Continuing a tradition that was begun five years ago, Trevecca students made Christmas a reality for 236 children who have a parent incarcerated. Working with Prison Fellowship and the Angel Tree Program, student leaders presented the plan to students who then chose their own "angels" and went to work to shop for those children and prepare for the annual Christmas party on campus for the children and their guardians.
Taking total responsibilty for the arrangements, the students worked to make sure that the party included all the elements that children love--refreshments, games, entertainment, music, gifts, and, of course, a visit from Santa. Individual students were responsible to contact their "angels" and invite them and their guardians to the party.
The party was held Saturday, December 6, at the University, with more than 400 persons attending. The children, birth to eighteen years of age, participated in carnival-type games, had dinner, listened to a concert by the University Concert Choir, sang carols, watched a live nativity scene, listened to a reading of the Christmas story, visited with Santa, and received the gifts purchased by the students.

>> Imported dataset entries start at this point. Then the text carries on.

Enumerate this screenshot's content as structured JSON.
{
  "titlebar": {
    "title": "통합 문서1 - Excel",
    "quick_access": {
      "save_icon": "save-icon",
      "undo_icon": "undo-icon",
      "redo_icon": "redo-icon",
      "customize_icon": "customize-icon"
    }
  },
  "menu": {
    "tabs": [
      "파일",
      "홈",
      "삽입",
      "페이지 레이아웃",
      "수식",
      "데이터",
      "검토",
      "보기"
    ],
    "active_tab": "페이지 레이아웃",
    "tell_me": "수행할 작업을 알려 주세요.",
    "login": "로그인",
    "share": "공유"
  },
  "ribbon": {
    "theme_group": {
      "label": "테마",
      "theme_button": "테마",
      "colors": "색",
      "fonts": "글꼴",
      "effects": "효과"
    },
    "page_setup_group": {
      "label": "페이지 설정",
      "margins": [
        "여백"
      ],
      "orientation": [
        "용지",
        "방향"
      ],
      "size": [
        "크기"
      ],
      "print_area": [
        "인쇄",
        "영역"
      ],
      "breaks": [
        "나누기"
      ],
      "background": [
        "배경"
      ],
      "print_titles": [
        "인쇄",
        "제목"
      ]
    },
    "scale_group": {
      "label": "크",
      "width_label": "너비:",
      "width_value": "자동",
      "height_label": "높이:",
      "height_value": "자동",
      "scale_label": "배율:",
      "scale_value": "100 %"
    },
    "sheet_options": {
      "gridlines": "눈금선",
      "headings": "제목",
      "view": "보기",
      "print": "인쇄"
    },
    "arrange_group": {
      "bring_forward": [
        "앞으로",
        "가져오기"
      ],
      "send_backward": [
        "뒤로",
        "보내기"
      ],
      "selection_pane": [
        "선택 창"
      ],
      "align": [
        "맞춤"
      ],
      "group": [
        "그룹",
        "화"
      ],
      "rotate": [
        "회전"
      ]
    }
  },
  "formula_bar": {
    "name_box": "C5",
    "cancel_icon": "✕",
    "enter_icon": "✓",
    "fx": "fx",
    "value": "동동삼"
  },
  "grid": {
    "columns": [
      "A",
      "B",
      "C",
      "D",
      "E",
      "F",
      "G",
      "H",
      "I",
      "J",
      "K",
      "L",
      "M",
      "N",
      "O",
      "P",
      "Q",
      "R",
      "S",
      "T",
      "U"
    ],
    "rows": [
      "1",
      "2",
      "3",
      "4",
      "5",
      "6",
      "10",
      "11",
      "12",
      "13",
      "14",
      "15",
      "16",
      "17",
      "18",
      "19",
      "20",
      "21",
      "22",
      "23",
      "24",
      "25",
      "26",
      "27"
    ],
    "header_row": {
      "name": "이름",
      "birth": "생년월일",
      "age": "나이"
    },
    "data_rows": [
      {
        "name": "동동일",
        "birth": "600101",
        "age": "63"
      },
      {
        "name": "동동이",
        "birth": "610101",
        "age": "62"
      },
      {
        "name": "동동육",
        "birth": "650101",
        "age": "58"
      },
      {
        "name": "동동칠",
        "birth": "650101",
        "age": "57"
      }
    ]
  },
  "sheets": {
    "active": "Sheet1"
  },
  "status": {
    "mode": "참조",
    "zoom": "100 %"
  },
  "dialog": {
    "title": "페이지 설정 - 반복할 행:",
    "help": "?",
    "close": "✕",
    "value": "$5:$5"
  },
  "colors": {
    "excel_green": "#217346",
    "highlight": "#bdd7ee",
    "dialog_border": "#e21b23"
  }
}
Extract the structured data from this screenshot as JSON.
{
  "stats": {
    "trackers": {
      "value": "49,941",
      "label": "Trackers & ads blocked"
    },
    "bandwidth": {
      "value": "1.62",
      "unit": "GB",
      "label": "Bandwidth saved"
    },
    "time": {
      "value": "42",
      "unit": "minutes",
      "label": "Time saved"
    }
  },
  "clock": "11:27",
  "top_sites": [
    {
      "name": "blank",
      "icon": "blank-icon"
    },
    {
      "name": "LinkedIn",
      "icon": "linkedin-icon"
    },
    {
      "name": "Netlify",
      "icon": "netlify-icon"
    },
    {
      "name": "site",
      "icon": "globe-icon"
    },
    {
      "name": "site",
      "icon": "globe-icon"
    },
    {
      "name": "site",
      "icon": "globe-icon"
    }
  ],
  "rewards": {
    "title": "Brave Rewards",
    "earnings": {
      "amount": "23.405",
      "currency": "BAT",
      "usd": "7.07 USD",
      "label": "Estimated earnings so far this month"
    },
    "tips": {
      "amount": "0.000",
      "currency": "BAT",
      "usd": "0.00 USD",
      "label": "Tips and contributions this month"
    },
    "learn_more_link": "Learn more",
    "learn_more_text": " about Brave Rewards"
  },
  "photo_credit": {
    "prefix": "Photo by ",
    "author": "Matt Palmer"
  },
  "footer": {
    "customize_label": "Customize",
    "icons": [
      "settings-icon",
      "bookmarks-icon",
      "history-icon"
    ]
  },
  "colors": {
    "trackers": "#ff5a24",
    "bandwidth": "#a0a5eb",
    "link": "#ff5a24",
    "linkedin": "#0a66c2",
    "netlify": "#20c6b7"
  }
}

This year's group of 236 children was the largest ever for the students to host. Many of the children had attended some of the past Christmas parties that the students had hosted.
According to Jeremy Pass, Associated Student Body chaplain, the students were motivated to "find a way to reach out and help." He said that many students were doing what they had always done with their families at home--work to make Christmas wonderful for someone else. He explained that this activity one aspect of the students' efforts "to make a difference in the lives of other persons by showing love and planting seeds of love."
Participation in the Angel Tree Program has been such a positive experience for Trevecca students that they are expanding their involvement with Prison Fellowship and the Angel Tree Program into a new effort--a new mentoring program for children of prisoners. As part of the Starting Line Mentoring Program, each week pairs of Trevecca students will spend one hour a week with a child, visiting, taking him or her to an activity, tutoring, and doing things that will bring friendship, encouragement, affirmation, and positive modeling into that child's life. The original goal was to have fifteen students participate, but forty-five students have signed up to become mentors in the program. Trevecca is the first Christian college in Nashville to have students participate in this new program. (12/10/03)
For a related article from the 12/10/03 Tennessean, go to http://www.tennessean.com/davidson/southeast/archives/03/12/43837684.shtml?Element_ID=43837684